Bryce Harper Calls Lack of MLB Players in Olympics ‘Dumb,’ ‘Such a Travesty’

Alex Brandon/Associated PressBryce Harper is ready to put on a new jersey again. The United States jersey, more specifically. The star outfielder for the Philadelphia Phillies went on the Starting 9 podcast this week and spoke about Major League Baseball’s refusal to allow big leaguers to play in international events like the Olympics. While baseball isn’t an official Olympic sport…

Bryce Harper Calls Lack of MLB Players in Olympics ‘Dumb,’ ‘Such a Travesty’

FILE - In this July 16, 2018, file photo, Washington Nationals Bryce Harper (34) reacts to his winning hit during the Major League Baseball Home Run Derby, in Washington. A person familiar with the negotiations tells The Associated Press that Bryce Harper and the Philadelphia Phillies have agreed to a $330 million, 13-year contract, the largest deal in baseball history. The person spoke to the AP on condition of anonymity Thursday, Feb. 28, 2019,  because the agreement is subject to a successful physical. (AP Photo/Alex Brandon, File)

Alex Brandon/Associated Press

Bryce Harper is ready to put on a new jersey again. The United States jersey, more specifically. 

The star outfielder for the Philadelphia Phillies went on the Starting 9 podcast this week and spoke about Major League Baseball’s refusal to allow big leaguers to play in international events like the Olympics. 

While baseball isn’t an official Olympic sport for 2020, the 27-year-old believes the lack of foresight on the part of MLB is hurting the game. 

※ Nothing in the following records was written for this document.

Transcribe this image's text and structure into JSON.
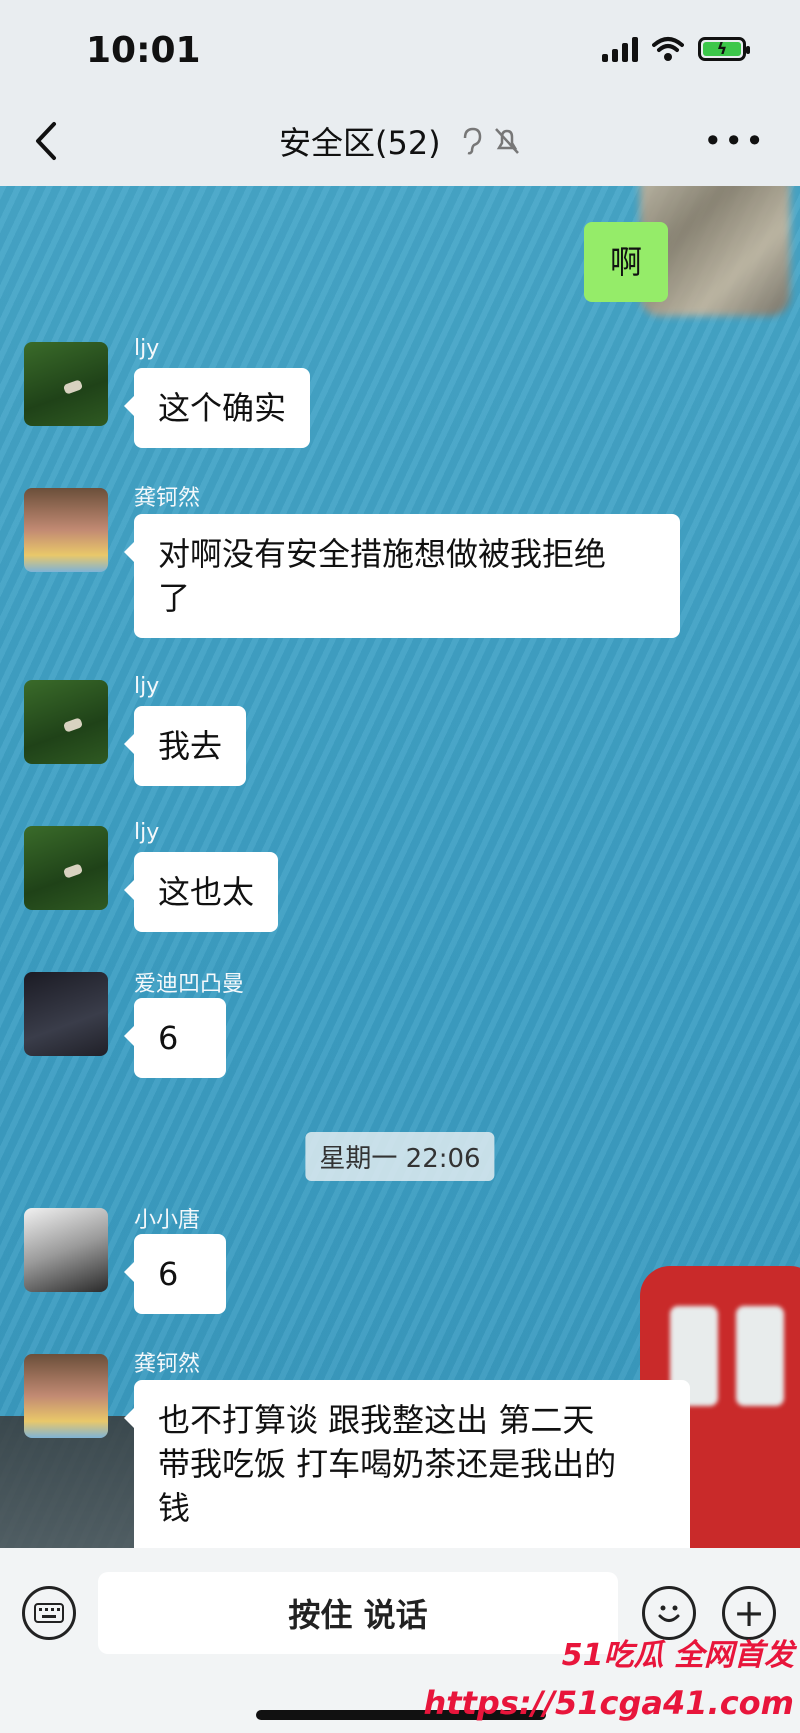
{
  "status": {
    "time": "10:01"
  },
  "header": {
    "title": "安全区(52)"
  },
  "messages": [
    {
      "type": "self",
      "text": "啊"
    },
    {
      "sender": "ljy",
      "text": "这个确实"
    },
    {
      "sender": "龚钶然",
      "text_line1": "对啊没有安全措施想做被我拒绝",
      "text_line2": "了"
    },
    {
      "sender": "ljy",
      "text": "我去"
    },
    {
      "sender": "ljy",
      "text": "这也太"
    },
    {
      "sender": "爱迪凹凸曼",
      "text": "6"
    },
    {
      "timestamp": "星期一 22:06"
    },
    {
      "sender": "小小唐",
      "text": "6"
    },
    {
      "sender": "龚钶然",
      "text_line1": "也不打算谈 跟我整这出 第二天",
      "text_line2": "带我吃饭 打车喝奶茶还是我出的",
      "text_line3": "钱"
    }
  ],
  "input": {
    "hold_to_talk": "按住 说话"
  },
  "watermark": {
    "line1": "51吃瓜 全网首发",
    "line2": "https://51cga41.com"
  },
  "colors": {
    "self_bubble": "#95ec69",
    "chat_bg": "#3fa0c4",
    "watermark": "#e8153b"
  }
}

“It is such a travesty to me,” Harper said. “The 2020 Olympics, in Japan. And you’re not sending big league guys? Are you kidding me? You want to grow the game as much as possible and you’re not going to let us play in the Olympics because you don’t want to [lose] out on money for a two-week period? OK, that’s dumb.”

With the coronavirus pandemic delaying the Tokyo games until 2021, Harper believes there’s an opportunity to “shock the world” and put the sport back in with the best players committed to their home countries. 

To hear the outfielder explain it, bringing the sport back to the Olympics in a country that rivals america’s passion for baseball is a no-brainer. 

“You have [Shohei] Ohtani going back playing for Japan, facing Mike Trout,” Harper said. “Just imagine that. … Can you imagine being in a foreign country, standing on the line, listening to your anthem blare? Dude, there is nothing better. It fires me up sitting here. There’s nothing better.”

Currently, MLB players are permitted to take part in the World Baseball Classic, but the spring tournament hardly carries the same gravitas as the Olympic stage.

Baseball was last officially included in the games in 2008. At the time, the teams were comprised of minor league and amateur players. The United States finished third behind Cuba and South Korea.

In retrospect, that American team should’ve placed higher on the podium with the likes of Brett Anderson, Jake Arrieta, Trevor Cahill, R.A. Dickey, Stephen Strasburg, Jayson Nix and Dexter Fowler on the roster.

Harper wants to run it back with all pros. There’s certainly no question it would make for a highly entertaining product if it were allowed.